Wednesday, November 2, 2016
As Long as It Legally, Morally and Humanly Possible
For the ultra-rich, they have “staff” that can get it done. For the well-heeled who always reside in four and five star “full-service” hotels around the world, they know who can get it done on the road. I’m sure you’ve seen them, if not availed yourself of their expertise. They are called “concierges,” but the best-of-the-best of them are members of an exclusive club, globally numbering about 4,000 specially-knowledgeable individuals, known as members of the society of the Golden Keys (Les Clefs d’Or).
Founded in 1929 in Paris, internationalized in 1952, the society uses the simple motto, “Service through Friendship.” They are impeccably groomed and uniformed, wear their golden key lapel symbol (above) with great pride, and generally are among the best-compensated staff in any hotel they call home. Gratuities can be most generous. Money talks. Sometimes, it screams.
For those of you out there who have wondered who they are and where they come from, I thought this little side blog (for lack of a better term) might just help explain this coterie of elite experts. They can book that impossible-to-get restaurant reservation, secure that sold-out concert ticket, or find that absolute necessity in the dead of night. It may not be cheap, but more likely than not, they will prevail. They wield profound local power. Unless it is illegal or wildly immoral, “no” is generally not an option for them. When such a request is made, a top-flight concierge will simply suggest an alternative. Who are these dedicated men and women, scattered in the best hotels all over the world?

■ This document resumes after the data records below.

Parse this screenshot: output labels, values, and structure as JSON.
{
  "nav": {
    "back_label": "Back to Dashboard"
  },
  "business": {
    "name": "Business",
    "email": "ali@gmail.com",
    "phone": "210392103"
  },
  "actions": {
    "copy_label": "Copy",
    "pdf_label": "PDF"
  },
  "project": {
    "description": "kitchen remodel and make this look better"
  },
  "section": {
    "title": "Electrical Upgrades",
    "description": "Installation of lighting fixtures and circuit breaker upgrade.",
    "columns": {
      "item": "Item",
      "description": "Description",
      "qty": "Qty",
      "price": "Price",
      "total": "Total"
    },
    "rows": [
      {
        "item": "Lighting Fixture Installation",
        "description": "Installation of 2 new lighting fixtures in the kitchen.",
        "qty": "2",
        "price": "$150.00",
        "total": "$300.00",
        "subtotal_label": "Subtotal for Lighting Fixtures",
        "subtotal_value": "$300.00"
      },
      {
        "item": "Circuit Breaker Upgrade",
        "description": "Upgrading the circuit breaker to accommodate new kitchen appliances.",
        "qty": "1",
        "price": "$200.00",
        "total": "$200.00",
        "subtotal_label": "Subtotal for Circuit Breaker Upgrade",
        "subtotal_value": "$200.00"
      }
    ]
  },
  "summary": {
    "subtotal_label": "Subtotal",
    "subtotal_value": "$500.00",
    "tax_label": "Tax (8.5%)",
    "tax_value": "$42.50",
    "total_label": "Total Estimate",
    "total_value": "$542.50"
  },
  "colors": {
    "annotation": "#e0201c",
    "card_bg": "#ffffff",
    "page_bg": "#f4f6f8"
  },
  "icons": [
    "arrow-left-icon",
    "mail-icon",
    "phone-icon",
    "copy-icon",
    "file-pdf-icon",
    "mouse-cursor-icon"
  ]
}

First, just getting membership in that elite group is not so easy. To qualify, an applicant has to have been a full-time concierge or on the front desk for at least three years. Then comes the test, the exploration of the applicant’s network of contacts and local expertise plus that sweat-inducing in-person interview. It’s all about that quiet professionalism, that confident “can do” look followed by being above actually to deliver the goods.
Once you are a member of the Golden Keys, you also have an obligation, when asked, to assist fellow members in their quest to fulfill client requests. Loyalty to the Golden Keys is exceptionally important. It is no coincidence, by the way, that the same upscale clients often travel to the same major metropolises around the world. Those special, shared connections usually work seamlessly. A movie star in New York, craves a one-of-a-kind spicy sauce available only at one restaurant in New Orleans. No problem. The interconnected network “can do.”
There are a number of lesser-known realities about how hotels and these concierges interact, as the October 26th BBC.com explains: “Many in the elite society have signed non-disclosure agreements with their employers in part because celebrities and politicians are frequent guests at the world’s five-star hotels. Some hotels give their concierges a budget of several thousand dollars a day to help accommodate their guests’ wishes — all at no extra cost to the well-heeled clients.”
But Airbnb, apps, online services and even those newly-employed robots that have begun to populate the hotel ether (in Japan, the Henn-na – meaning “strange” – Hotel is expected to be 90% “manned” by robots) are rising in competition… or are they? Not necessarily for the well-heeled who prize luxury and service about all else, but technology has to have an impact, right? Here’s the new playing field:
“The robots speak several languages and are programmed to make eye contact and smile politely… Daniel Lesser, the president of LW Hospitality Advisers who has worked in the industry for more than 30 years, believes that artificial intelligence is a way of making hotels run more cost-effectively. Robots are expensive now but are expected to become cheaper with mass production. Even counting maintenance, their costs are much lower than paying an annual salary, or accounting for holidays or sick leave.
“But for now, it's apps like Uber and Yelp that have brought about major changes to the average work day of even elite concierges… William Chen from the Portman Ritz Carlton in Shanghai, one of the world’s largest financial centres, says many guests he assists come to the city to invest their money. So, as apps have taken on some of the more mundane concierge tasks, Chen has learned about the real estate market and the stock exchange, and reads the local business and economy news every day to offer the best insights.
“He stops short of providing financial advice, but he does point his guests in the right direction for information, local rules and regulations and experts. He’ll even go so far as to set up the call or arrange a meeting with an expert or businessperson… ‘There are definitely fewer guests who ask us for help, but that also means that you can spend more time with the individuals who do,’ Chen says.” BBC.com. So the next time you see one of these experts sitting at the concierge desk in your favorite upscale hotel – sorry Holiday Inn fans – you’ll know a little more about who they are and what they do.
I’m Peter Dekom, and I do admit that curiosity got the better of me.